━━ Input material ━━
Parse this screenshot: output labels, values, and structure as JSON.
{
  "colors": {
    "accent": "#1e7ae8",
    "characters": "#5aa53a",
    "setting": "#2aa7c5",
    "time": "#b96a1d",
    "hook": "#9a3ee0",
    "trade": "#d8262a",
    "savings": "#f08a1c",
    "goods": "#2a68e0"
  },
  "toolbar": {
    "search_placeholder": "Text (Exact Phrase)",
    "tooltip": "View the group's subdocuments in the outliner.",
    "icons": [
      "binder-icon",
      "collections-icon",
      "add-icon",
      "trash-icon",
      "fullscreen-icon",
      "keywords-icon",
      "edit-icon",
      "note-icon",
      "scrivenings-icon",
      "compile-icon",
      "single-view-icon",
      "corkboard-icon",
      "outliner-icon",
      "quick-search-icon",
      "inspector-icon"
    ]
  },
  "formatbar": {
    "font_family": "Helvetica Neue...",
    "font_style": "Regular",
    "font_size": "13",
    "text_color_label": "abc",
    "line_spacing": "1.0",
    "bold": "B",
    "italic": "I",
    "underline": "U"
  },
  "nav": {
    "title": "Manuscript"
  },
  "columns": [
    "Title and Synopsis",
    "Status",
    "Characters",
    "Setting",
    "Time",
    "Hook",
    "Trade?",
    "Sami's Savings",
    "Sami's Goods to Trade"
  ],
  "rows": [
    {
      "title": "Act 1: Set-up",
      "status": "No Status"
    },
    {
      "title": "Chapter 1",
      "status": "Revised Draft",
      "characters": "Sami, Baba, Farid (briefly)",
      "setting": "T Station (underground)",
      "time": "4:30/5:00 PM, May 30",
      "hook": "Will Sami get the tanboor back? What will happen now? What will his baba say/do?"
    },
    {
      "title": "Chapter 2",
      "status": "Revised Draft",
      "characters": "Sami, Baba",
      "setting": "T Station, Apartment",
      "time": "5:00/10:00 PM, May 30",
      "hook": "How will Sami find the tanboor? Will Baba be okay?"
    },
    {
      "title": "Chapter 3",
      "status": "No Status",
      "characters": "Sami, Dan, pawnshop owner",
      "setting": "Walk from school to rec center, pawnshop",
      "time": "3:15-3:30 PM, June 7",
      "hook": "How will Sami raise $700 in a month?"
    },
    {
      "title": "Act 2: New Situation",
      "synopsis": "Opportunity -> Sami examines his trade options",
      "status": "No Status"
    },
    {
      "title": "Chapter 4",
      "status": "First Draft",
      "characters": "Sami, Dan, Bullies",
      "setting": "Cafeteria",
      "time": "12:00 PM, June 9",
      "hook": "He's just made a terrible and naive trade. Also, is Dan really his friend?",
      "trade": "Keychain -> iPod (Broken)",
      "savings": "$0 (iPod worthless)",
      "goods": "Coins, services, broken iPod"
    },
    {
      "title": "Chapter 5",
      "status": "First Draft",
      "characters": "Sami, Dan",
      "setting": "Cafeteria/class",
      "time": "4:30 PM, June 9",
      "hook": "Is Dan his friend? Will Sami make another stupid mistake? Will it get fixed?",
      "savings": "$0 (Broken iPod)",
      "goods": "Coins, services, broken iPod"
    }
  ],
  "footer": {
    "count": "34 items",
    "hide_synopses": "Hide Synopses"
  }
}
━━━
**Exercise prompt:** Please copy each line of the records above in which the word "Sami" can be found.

**Solution:**
    "Sami's Savings",
    "Sami's Goods to Trade"
      "characters": "Sami, Baba, Farid (briefly)",
      "hook": "Will Sami get the tanboor back? What will happen now? What will his baba say/do?"
      "characters": "Sami, Baba",
      "hook": "How will Sami find the tanboor? Will Baba be okay?"
      "characters": "Sami, Dan, pawnshop owner",
      "hook": "How will Sami raise $700 in a month?"
      "synopsis": "Opportunity -> Sami examines his trade options",
      "characters": "Sami, Dan, Bullies",
      "characters": "Sami, Dan",
      "hook": "Is Dan his friend? Will Sami make another stupid mistake? Will it get fixed?",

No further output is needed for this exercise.